### Activity
Here the job is to retype the data word for word while leaving the pictures aside.

### The input

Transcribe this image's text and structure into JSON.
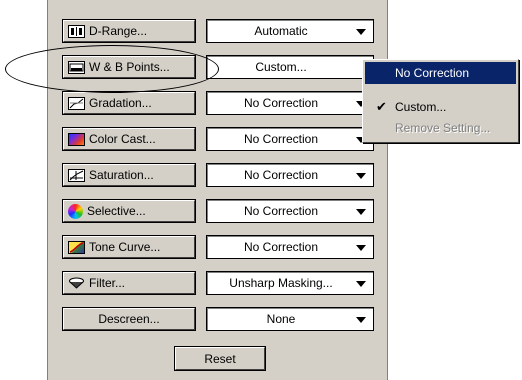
{
  "panel": {
    "rows": [
      {
        "button": "D-Range...",
        "icon": "d-range-icon",
        "value": "Automatic"
      },
      {
        "button": "W & B Points...",
        "icon": "white-black-points-icon",
        "value": "Custom..."
      },
      {
        "button": "Gradation...",
        "icon": "gradation-icon",
        "value": "No Correction"
      },
      {
        "button": "Color Cast...",
        "icon": "color-cast-icon",
        "value": "No Correction"
      },
      {
        "button": "Saturation...",
        "icon": "saturation-icon",
        "value": "No Correction"
      },
      {
        "button": "Selective...",
        "icon": "selective-color-icon",
        "value": "No Correction"
      },
      {
        "button": "Tone Curve...",
        "icon": "tone-curve-icon",
        "value": "No Correction"
      },
      {
        "button": "Filter...",
        "icon": "filter-icon",
        "value": "Unsharp Masking..."
      },
      {
        "button": "Descreen...",
        "icon": "",
        "value": "None"
      }
    ],
    "reset_label": "Reset"
  },
  "dropdown_menu": {
    "items": [
      {
        "label": "No Correction",
        "state": "highlighted"
      },
      {
        "label": "Custom...",
        "state": "checked"
      },
      {
        "label": "Remove Setting...",
        "state": "disabled"
      }
    ]
  },
  "colors": {
    "panel_bg": "#d4d0c8",
    "highlight": "#0a246a",
    "disabled_text": "#808080"
  }
}
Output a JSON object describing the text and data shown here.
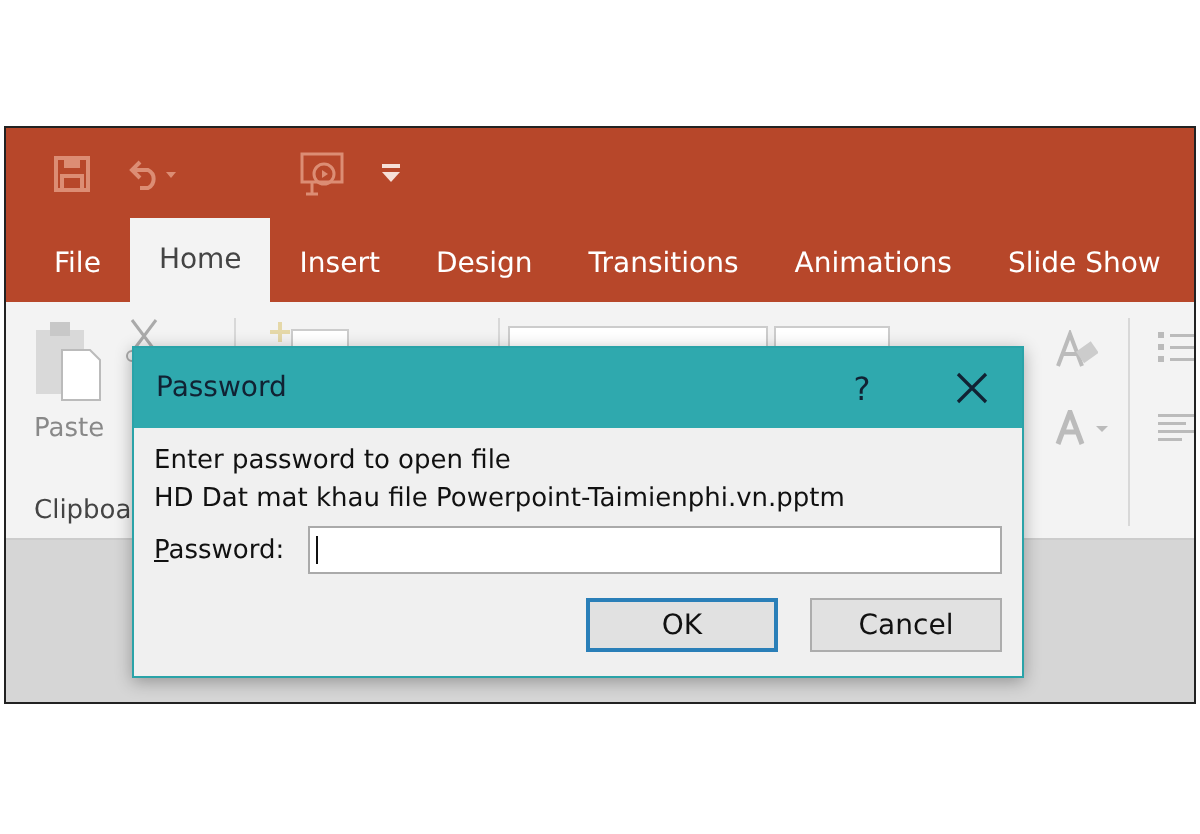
{
  "tabs": [
    {
      "label": "File",
      "selected": false
    },
    {
      "label": "Home",
      "selected": true
    },
    {
      "label": "Insert",
      "selected": false
    },
    {
      "label": "Design",
      "selected": false
    },
    {
      "label": "Transitions",
      "selected": false
    },
    {
      "label": "Animations",
      "selected": false
    },
    {
      "label": "Slide Show",
      "selected": false
    }
  ],
  "ribbon": {
    "paste_label": "Paste",
    "group_label": "Clipboa"
  },
  "dialog": {
    "title": "Password",
    "help": "?",
    "message": "Enter password to open file",
    "file_name": "HD Dat mat khau file Powerpoint-Taimienphi.vn.pptm",
    "field_label": "Password:",
    "buttons": [
      {
        "label": "OK",
        "focused": true
      },
      {
        "label": "Cancel",
        "focused": false
      }
    ]
  }
}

### Answer box
Transcribe this image's text and structure into JSON.
{
  "panel": {
    "rows": [
      {
        "button": "D-Range...",
        "icon": "d-range-icon",
        "value": "Automatic"
      },
      {
        "button": "W & B Points...",
        "icon": "white-black-points-icon",
        "value": "Custom..."
      },
      {
        "button": "Gradation...",
        "icon": "gradation-icon",
        "value": "No Correction"
      },
      {
        "button": "Color Cast...",
        "icon": "color-cast-icon",
        "value": "No Correction"
      },
      {
        "button": "Saturation...",
        "icon": "saturation-icon",
        "value": "No Correction"
      },
      {
        "button": "Selective...",
        "icon": "selective-color-icon",
        "value": "No Correction"
      },
      {
        "button": "Tone Curve...",
        "icon": "tone-curve-icon",
        "value": "No Correction"
      },
      {
        "button": "Filter...",
        "icon": "filter-icon",
        "value": "Unsharp Masking..."
      },
      {
        "button": "Descreen...",
        "icon": "",
        "value": "None"
      }
    ],
    "reset_label": "Reset"
  },
  "dropdown_menu": {
    "items": [
      {
        "label": "No Correction",
        "state": "highlighted"
      },
      {
        "label": "Custom...",
        "state": "checked"
      },
      {
        "label": "Remove Setting...",
        "state": "disabled"
      }
    ]
  },
  "colors": {
    "panel_bg": "#d4d0c8",
    "highlight": "#0a246a",
    "disabled_text": "#808080"
  }
}
Output a JSON object describing the text and data shown here.
{
  "tabs": [
    {
      "label": "File",
      "selected": false
    },
    {
      "label": "Home",
      "selected": true
    },
    {
      "label": "Insert",
      "selected": false
    },
    {
      "label": "Design",
      "selected": false
    },
    {
      "label": "Transitions",
      "selected": false
    },
    {
      "label": "Animations",
      "selected": false
    },
    {
      "label": "Slide Show",
      "selected": false
    }
  ],
  "ribbon": {
    "paste_label": "Paste",
    "group_label": "Clipboa"
  },
  "dialog": {
    "title": "Password",
    "help": "?",
    "message": "Enter password to open file",
    "file_name": "HD Dat mat khau file Powerpoint-Taimienphi.vn.pptm",
    "field_label": "Password:",
    "buttons": [
      {
        "label": "OK",
        "focused": true
      },
      {
        "label": "Cancel",
        "focused": false
      }
    ]
  }
}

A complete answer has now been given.